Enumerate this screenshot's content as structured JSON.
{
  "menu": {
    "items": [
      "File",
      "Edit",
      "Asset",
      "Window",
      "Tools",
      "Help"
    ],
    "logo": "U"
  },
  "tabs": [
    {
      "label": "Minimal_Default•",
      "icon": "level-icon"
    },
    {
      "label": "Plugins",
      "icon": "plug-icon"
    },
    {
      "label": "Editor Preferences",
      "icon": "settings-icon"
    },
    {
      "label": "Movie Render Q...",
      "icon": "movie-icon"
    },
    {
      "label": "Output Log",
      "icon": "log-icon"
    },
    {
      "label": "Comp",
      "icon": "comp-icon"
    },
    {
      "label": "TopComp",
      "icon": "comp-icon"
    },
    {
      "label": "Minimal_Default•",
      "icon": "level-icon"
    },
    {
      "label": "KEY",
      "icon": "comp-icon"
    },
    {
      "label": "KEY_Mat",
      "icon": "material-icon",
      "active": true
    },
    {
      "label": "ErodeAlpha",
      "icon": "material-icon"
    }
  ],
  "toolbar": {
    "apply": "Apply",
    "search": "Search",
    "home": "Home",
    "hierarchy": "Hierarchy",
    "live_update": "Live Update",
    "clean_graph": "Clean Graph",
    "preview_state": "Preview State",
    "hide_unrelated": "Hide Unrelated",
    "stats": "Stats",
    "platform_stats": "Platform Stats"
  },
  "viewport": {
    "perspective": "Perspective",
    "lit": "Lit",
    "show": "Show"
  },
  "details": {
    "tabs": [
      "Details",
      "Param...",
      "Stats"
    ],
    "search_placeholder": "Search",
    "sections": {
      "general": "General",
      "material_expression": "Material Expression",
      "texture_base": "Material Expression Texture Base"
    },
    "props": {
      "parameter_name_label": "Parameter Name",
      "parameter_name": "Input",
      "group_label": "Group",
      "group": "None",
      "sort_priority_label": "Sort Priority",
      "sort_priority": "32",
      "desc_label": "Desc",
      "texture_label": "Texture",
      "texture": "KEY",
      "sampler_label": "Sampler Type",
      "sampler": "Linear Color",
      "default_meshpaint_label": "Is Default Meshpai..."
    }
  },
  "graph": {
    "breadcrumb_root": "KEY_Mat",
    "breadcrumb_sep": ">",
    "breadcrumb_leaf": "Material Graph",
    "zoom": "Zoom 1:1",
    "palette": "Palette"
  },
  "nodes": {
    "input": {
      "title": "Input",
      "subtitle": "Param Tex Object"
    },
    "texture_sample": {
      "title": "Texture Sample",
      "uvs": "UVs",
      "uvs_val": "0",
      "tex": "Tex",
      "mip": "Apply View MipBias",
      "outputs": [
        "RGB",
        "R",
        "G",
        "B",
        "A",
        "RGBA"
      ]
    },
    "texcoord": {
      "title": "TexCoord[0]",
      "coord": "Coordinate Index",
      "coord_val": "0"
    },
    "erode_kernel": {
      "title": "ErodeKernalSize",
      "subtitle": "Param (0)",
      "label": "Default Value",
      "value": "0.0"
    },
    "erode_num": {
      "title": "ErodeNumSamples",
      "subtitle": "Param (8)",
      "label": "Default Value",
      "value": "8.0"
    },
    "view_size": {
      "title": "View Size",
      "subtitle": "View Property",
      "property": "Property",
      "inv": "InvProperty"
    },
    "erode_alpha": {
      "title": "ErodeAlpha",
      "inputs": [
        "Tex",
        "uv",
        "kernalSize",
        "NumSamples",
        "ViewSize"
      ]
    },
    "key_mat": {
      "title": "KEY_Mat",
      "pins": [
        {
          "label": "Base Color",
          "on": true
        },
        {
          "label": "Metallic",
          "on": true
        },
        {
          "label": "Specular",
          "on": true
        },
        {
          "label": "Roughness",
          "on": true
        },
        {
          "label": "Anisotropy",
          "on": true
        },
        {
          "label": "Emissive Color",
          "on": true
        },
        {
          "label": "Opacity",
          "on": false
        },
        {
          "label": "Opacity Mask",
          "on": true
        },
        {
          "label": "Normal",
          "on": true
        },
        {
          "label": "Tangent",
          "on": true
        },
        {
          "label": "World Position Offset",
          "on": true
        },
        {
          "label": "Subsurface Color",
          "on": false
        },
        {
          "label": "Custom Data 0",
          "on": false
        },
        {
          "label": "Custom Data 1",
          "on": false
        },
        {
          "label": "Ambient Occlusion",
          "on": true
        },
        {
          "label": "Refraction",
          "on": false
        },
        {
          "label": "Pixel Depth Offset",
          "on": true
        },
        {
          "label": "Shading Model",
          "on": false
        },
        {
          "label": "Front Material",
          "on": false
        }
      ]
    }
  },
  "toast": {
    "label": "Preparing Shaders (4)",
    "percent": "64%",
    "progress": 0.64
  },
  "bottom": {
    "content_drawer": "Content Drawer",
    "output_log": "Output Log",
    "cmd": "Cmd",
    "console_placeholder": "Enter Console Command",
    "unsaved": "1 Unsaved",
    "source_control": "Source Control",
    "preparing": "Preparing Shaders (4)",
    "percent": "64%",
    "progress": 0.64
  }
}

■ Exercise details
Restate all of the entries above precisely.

■ Response to the exercise
Enumerate this screenshot's content as structured JSON.
{
  "menu": {
    "items": [
      "File",
      "Edit",
      "Asset",
      "Window",
      "Tools",
      "Help"
    ],
    "logo": "U"
  },
  "tabs": [
    {
      "label": "Minimal_Default•",
      "icon": "level-icon"
    },
    {
      "label": "Plugins",
      "icon": "plug-icon"
    },
    {
      "label": "Editor Preferences",
      "icon": "settings-icon"
    },
    {
      "label": "Movie Render Q...",
      "icon": "movie-icon"
    },
    {
      "label": "Output Log",
      "icon": "log-icon"
    },
    {
      "label": "Comp",
      "icon": "comp-icon"
    },
    {
      "label": "TopComp",
      "icon": "comp-icon"
    },
    {
      "label": "Minimal_Default•",
      "icon": "level-icon"
    },
    {
      "label": "KEY",
      "icon": "comp-icon"
    },
    {
      "label": "KEY_Mat",
      "icon": "material-icon",
      "active": true
    },
    {
      "label": "ErodeAlpha",
      "icon": "material-icon"
    }
  ],
  "toolbar": {
    "apply": "Apply",
    "search": "Search",
    "home": "Home",
    "hierarchy": "Hierarchy",
    "live_update": "Live Update",
    "clean_graph": "Clean Graph",
    "preview_state": "Preview State",
    "hide_unrelated": "Hide Unrelated",
    "stats": "Stats",
    "platform_stats": "Platform Stats"
  },
  "viewport": {
    "perspective": "Perspective",
    "lit": "Lit",
    "show": "Show"
  },
  "details": {
    "tabs": [
      "Details",
      "Param...",
      "Stats"
    ],
    "search_placeholder": "Search",
    "sections": {
      "general": "General",
      "material_expression": "Material Expression",
      "texture_base": "Material Expression Texture Base"
    },
    "props": {
      "parameter_name_label": "Parameter Name",
      "parameter_name": "Input",
      "group_label": "Group",
      "group": "None",
      "sort_priority_label": "Sort Priority",
      "sort_priority": "32",
      "desc_label": "Desc",
      "texture_label": "Texture",
      "texture": "KEY",
      "sampler_label": "Sampler Type",
      "sampler": "Linear Color",
      "default_meshpaint_label": "Is Default Meshpai..."
    }
  },
  "graph": {
    "breadcrumb_root": "KEY_Mat",
    "breadcrumb_sep": ">",
    "breadcrumb_leaf": "Material Graph",
    "zoom": "Zoom 1:1",
    "palette": "Palette"
  },
  "nodes": {
    "input": {
      "title": "Input",
      "subtitle": "Param Tex Object"
    },
    "texture_sample": {
      "title": "Texture Sample",
      "uvs": "UVs",
      "uvs_val": "0",
      "tex": "Tex",
      "mip": "Apply View MipBias",
      "outputs": [
        "RGB",
        "R",
        "G",
        "B",
        "A",
        "RGBA"
      ]
    },
    "texcoord": {
      "title": "TexCoord[0]",
      "coord": "Coordinate Index",
      "coord_val": "0"
    },
    "erode_kernel": {
      "title": "ErodeKernalSize",
      "subtitle": "Param (0)",
      "label": "Default Value",
      "value": "0.0"
    },
    "erode_num": {
      "title": "ErodeNumSamples",
      "subtitle": "Param (8)",
      "label": "Default Value",
      "value": "8.0"
    },
    "view_size": {
      "title": "View Size",
      "subtitle": "View Property",
      "property": "Property",
      "inv": "InvProperty"
    },
    "erode_alpha": {
      "title": "ErodeAlpha",
      "inputs": [
        "Tex",
        "uv",
        "kernalSize",
        "NumSamples",
        "ViewSize"
      ]
    },
    "key_mat": {
      "title": "KEY_Mat",
      "pins": [
        {
          "label": "Base Color",
          "on": true
        },
        {
          "label": "Metallic",
          "on": true
        },
        {
          "label": "Specular",
          "on": true
        },
        {
          "label": "Roughness",
          "on": true
        },
        {
          "label": "Anisotropy",
          "on": true
        },
        {
          "label": "Emissive Color",
          "on": true
        },
        {
          "label": "Opacity",
          "on": false
        },
        {
          "label": "Opacity Mask",
          "on": true
        },
        {
          "label": "Normal",
          "on": true
        },
        {
          "label": "Tangent",
          "on": true
        },
        {
          "label": "World Position Offset",
          "on": true
        },
        {
          "label": "Subsurface Color",
          "on": false
        },
        {
          "label": "Custom Data 0",
          "on": false
        },
        {
          "label": "Custom Data 1",
          "on": false
        },
        {
          "label": "Ambient Occlusion",
          "on": true
        },
        {
          "label": "Refraction",
          "on": false
        },
        {
          "label": "Pixel Depth Offset",
          "on": true
        },
        {
          "label": "Shading Model",
          "on": false
        },
        {
          "label": "Front Material",
          "on": false
        }
      ]
    }
  },
  "toast": {
    "label": "Preparing Shaders (4)",
    "percent": "64%",
    "progress": 0.64
  },
  "bottom": {
    "content_drawer": "Content Drawer",
    "output_log": "Output Log",
    "cmd": "Cmd",
    "console_placeholder": "Enter Console Command",
    "unsaved": "1 Unsaved",
    "source_control": "Source Control",
    "preparing": "Preparing Shaders (4)",
    "percent": "64%",
    "progress": 0.64
  }
}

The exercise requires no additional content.